Palo Alto CIO Jonathan Reichental talks about the city's vision for open data.
In the 21st century, one of the strategies cities around the world are embracing to improve services, increase accountability and stimulate economic activity is to publish open data online. The vision for New York City as a data platform earned wider attention last year, when the Big Apple’s first chief digital officer, Rachel Sterne, pitched the idea to the public.
This week, the city of Palo Alto in California joined over a dozen cities around the United States and globe when it launched its own open data platform. The platform includes an application programming interface (API) which enables direct access through a RESTful interface to open government data published in a JSON format. Datasets can also be embedded like YouTube videos, as below:
The World Bank found the ROI in open government through civic participation and mobile phones.
In a world awash in data, connected by social networks and focused on the next big thing, stories about genuine innovation get buried behind the newest shiny app or global development initiative. For billions of people around the world, the reality is that inequality in resources, access to education or clean water, or functional local government remain serious concerns.
South Kivu, located near the border of the Democratic Republic of Congo, has been devastated by the wars that have ravaged the region over the past decade.
Despite that grim context, a pilot program has born unexpected fruit. Mobile technology, civic participation, smarter governance and systems thinking combined to not only give citizens more of a voice in their government but have increased tax revenues as well. Sometimes, positive change happens where one might reasonably least expect it. The video below tells the story. After the jump, World Bank experts talk about story behind the story.
“Beyond creating a more inclusive environment, the beauty of the project in South Kivu is that citizen participation translates into demonstrated and measurable results on mobilizing more public funds for services for the poor,” said Boris Weber, team leader for ICT4Gov at the World Bank Institute for Open Government , in an interview in Washington. “This makes a strong case when we ask ourselves where the return of investment of open government approaches is.”
Rep. Issa advocates for applying evidence-based thinking to regulatory reform.
As the cover story of a February issue of The Economist highlighted, concerns about an over-regulated America are cresting in this election year, with headlines from that same magazine decrying “excessive environmental regulation” and calling for more accurate measurement of the cost of regulations. Deleting regulations is far from easy to do but there does appear to be a political tailwind behind doing so.

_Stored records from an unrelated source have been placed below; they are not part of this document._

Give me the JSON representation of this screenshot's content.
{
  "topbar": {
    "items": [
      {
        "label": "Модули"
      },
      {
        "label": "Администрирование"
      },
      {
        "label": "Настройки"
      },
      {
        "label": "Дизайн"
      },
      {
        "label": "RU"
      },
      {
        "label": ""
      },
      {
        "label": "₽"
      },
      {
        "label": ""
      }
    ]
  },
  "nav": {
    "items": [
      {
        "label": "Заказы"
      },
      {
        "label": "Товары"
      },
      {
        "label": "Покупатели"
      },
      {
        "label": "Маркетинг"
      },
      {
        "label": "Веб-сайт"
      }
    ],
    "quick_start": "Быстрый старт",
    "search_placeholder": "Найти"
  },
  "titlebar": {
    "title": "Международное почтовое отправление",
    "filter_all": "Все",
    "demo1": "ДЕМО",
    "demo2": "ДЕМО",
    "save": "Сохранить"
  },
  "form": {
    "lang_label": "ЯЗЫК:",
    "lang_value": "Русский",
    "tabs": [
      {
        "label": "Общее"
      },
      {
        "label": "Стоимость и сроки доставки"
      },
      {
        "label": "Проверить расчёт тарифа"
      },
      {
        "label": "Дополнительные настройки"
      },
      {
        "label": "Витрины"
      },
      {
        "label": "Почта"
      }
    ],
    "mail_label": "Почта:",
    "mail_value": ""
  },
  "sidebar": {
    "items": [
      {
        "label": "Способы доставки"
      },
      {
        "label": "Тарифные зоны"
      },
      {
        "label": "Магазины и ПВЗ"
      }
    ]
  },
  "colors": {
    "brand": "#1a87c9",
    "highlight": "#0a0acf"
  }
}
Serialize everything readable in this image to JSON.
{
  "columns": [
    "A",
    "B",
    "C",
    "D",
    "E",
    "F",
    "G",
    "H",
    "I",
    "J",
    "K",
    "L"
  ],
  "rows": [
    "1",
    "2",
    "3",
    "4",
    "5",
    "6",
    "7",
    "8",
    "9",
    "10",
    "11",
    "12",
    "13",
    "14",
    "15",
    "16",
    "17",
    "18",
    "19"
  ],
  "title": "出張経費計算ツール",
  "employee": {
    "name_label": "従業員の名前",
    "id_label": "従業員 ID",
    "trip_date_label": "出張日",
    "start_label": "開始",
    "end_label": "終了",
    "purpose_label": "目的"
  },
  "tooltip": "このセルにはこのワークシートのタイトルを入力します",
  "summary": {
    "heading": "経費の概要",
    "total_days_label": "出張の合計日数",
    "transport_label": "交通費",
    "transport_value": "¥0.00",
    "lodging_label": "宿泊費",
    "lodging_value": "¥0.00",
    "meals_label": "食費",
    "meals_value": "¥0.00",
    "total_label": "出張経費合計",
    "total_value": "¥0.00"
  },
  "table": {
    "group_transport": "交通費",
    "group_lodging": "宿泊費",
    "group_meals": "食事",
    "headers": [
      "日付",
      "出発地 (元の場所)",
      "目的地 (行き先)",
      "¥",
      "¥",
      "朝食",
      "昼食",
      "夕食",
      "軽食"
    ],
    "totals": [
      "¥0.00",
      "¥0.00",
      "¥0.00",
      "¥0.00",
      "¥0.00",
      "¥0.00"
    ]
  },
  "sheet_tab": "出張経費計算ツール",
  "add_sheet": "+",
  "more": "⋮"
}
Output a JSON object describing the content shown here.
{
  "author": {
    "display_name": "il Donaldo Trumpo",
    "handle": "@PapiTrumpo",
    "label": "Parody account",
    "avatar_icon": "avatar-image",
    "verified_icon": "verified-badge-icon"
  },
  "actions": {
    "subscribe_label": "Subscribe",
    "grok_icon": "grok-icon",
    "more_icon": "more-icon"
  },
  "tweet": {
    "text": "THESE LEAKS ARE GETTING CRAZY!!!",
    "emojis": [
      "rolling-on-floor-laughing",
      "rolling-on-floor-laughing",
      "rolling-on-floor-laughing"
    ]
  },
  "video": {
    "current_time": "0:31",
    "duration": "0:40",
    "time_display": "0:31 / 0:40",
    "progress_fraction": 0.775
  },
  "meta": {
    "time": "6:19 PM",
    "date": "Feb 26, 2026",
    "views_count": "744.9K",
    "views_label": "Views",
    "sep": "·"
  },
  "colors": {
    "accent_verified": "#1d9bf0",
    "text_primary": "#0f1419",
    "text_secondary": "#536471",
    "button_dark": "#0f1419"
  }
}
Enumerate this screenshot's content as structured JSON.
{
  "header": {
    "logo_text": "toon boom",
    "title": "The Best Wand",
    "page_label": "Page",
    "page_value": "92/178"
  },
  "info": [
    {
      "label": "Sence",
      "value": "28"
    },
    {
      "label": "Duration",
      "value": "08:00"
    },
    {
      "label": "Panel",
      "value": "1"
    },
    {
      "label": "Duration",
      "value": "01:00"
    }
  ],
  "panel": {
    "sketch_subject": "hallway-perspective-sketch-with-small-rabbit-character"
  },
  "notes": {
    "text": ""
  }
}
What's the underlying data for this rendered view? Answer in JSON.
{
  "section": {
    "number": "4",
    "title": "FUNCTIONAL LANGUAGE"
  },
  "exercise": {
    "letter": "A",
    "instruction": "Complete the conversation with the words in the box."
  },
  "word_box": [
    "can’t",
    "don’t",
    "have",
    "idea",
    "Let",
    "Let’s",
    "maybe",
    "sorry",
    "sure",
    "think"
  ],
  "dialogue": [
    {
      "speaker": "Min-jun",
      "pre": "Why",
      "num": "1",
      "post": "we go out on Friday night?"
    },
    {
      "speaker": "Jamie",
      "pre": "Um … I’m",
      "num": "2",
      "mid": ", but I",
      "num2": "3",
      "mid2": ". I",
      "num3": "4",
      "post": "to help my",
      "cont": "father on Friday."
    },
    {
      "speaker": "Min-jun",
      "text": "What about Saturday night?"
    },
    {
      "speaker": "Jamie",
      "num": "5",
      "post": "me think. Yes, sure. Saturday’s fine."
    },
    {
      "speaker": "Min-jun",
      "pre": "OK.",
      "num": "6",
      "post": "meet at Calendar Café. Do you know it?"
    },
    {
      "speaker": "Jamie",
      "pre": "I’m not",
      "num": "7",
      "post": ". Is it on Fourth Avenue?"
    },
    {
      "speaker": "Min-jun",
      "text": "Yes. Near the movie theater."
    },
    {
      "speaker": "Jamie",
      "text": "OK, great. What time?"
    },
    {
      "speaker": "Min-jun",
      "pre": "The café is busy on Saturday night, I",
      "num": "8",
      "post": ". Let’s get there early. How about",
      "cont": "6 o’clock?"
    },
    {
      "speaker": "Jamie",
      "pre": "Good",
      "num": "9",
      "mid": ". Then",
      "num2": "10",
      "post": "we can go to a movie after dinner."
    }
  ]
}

As a legislator and chairman of the Government Oversight and Reform Committee, it’s fair to say that Representative Darrell Issa (R-CA) been quite active in publicly discussing the issue of regulations and regulatory burdens upon business. As a former technology entrepreneur, and a successful one at that (he’s the wealthiest member of Congress) Rep. Issa does have first-hand knowledge of what it takes to run a business, to bring products to market, and to deal with the various regulations.
In a wide-ranging interview earlier this summer, Rep. Issa commented on a number of issues related to open government and the work of the committee. When we talked about smart disclosure and the reforming the Freedom of Information Act, I posed several questions about regulatory data, in the context of its role in the marketplace for products and services. Our interview on regulation is below, followed by a look at how his office and the White House are trying to use the Web to improve regulatory reform and involve citizens in the debate.